== Segment start ==

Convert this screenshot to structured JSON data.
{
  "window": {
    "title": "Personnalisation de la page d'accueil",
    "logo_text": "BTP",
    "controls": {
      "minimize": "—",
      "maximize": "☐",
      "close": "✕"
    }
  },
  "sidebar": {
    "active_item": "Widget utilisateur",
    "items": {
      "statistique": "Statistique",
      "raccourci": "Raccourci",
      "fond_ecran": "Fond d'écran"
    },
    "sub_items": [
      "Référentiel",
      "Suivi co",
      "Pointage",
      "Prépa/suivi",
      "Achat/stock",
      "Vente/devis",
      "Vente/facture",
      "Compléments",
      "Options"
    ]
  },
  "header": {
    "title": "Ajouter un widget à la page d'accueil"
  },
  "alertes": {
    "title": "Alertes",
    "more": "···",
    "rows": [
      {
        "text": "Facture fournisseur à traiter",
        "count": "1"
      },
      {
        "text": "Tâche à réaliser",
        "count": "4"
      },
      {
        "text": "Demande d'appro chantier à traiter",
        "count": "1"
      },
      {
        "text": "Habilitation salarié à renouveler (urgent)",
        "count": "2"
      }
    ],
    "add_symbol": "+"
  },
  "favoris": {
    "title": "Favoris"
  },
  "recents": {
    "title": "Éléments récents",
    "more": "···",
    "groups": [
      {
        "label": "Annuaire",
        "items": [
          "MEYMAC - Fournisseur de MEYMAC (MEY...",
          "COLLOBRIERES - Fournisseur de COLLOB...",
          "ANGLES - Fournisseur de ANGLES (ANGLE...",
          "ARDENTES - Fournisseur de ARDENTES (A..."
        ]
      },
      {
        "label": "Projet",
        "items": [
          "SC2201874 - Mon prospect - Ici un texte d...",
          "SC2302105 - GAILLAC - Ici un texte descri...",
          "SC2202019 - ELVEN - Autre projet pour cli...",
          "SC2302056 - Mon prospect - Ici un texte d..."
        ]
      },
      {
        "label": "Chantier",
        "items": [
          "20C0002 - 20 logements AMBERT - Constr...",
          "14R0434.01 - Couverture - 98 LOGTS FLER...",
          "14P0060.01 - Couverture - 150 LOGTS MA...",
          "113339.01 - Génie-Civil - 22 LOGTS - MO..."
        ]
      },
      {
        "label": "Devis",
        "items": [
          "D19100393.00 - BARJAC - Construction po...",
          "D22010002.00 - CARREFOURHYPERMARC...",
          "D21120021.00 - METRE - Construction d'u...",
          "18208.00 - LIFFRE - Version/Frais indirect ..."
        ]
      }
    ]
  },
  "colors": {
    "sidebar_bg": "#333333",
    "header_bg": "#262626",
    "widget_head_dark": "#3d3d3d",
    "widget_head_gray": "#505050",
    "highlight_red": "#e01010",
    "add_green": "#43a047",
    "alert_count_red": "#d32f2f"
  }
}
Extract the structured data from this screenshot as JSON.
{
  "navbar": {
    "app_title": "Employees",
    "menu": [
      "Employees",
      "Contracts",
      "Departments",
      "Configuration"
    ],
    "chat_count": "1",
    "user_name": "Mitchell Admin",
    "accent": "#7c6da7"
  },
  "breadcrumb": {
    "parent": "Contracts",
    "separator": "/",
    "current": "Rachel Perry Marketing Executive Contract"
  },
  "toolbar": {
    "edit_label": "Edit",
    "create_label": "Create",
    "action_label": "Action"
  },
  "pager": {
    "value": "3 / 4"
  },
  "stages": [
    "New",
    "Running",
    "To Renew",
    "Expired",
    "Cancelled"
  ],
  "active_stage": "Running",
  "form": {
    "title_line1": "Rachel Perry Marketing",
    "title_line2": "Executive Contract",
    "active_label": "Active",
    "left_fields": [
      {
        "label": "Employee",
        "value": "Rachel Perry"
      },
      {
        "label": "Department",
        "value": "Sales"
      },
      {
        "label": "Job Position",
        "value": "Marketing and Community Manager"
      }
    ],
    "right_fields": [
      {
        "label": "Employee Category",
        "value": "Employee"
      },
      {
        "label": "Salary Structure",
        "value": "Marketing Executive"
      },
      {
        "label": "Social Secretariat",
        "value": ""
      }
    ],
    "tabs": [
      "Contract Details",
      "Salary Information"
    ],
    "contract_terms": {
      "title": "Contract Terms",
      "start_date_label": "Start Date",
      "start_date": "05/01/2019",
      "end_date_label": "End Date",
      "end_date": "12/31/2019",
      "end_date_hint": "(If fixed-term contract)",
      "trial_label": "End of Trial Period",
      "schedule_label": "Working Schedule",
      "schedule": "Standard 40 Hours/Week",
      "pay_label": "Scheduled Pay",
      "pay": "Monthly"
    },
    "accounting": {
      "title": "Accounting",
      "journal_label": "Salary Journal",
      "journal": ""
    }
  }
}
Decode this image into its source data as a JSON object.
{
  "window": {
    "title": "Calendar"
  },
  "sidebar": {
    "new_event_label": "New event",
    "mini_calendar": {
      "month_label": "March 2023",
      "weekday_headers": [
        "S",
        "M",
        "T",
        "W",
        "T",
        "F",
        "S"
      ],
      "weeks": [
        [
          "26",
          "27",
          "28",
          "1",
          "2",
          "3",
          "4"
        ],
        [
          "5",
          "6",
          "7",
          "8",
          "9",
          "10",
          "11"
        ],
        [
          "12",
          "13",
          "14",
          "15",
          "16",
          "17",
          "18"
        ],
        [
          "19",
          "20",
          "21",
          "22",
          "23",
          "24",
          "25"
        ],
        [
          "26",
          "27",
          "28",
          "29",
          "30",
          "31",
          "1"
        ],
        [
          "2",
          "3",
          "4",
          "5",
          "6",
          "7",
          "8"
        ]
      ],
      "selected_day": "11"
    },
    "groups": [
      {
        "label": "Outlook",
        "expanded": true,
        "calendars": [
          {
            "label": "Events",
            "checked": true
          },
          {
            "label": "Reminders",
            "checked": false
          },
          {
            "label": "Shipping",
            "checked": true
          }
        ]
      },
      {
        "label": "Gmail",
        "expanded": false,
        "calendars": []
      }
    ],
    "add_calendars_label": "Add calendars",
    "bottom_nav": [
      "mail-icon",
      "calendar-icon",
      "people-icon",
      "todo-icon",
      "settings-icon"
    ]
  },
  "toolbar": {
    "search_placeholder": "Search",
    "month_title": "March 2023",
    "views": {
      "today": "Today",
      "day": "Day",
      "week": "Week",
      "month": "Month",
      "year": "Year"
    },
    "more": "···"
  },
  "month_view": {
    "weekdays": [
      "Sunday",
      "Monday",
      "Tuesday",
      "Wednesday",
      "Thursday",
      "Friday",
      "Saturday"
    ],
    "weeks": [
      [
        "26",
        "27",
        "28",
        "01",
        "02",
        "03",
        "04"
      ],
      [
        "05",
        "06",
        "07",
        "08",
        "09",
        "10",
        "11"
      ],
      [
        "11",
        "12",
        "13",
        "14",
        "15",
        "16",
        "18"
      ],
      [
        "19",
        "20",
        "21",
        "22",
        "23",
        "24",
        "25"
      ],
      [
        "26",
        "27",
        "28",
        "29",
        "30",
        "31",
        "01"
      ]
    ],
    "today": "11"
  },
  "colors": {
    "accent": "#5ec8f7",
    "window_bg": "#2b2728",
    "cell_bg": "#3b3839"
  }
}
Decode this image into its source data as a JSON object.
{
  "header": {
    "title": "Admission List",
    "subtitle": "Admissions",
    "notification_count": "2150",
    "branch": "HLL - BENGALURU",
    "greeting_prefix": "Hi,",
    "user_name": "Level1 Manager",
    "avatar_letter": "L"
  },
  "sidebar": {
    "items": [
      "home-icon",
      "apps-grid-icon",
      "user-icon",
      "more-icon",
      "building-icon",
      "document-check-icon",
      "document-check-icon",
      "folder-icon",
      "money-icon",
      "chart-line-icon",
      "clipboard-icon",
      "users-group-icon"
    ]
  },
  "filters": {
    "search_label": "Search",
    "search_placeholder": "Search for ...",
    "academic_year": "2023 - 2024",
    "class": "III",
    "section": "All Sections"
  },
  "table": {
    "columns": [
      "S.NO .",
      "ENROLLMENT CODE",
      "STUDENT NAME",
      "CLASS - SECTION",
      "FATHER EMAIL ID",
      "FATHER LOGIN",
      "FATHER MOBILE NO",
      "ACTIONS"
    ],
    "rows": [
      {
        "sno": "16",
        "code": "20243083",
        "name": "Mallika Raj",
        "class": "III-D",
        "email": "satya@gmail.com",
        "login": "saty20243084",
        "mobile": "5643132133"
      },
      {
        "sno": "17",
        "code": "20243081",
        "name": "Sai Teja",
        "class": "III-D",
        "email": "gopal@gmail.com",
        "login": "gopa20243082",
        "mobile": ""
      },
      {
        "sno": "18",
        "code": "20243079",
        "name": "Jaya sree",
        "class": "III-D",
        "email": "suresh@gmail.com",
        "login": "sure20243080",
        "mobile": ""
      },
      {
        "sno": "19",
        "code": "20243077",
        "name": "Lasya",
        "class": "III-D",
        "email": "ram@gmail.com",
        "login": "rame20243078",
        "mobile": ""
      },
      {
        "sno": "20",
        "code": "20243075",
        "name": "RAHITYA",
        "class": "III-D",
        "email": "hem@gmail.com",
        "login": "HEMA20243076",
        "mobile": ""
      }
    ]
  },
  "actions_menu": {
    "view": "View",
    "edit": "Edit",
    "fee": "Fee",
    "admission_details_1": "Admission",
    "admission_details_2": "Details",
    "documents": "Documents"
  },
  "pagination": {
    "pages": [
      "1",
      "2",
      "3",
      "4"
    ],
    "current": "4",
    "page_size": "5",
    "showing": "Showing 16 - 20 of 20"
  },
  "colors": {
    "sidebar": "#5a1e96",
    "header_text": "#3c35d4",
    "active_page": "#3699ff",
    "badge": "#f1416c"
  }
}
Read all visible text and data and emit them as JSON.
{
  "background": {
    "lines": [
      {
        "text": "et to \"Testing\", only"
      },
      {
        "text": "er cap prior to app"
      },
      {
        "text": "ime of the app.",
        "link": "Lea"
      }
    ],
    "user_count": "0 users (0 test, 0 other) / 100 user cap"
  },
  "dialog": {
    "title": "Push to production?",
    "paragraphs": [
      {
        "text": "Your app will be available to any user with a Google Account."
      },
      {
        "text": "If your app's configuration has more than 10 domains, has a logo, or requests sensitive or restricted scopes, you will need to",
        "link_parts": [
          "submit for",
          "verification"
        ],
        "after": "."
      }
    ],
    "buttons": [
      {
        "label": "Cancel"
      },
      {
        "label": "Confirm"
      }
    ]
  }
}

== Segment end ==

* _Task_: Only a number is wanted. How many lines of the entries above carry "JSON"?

* _Output below_: 5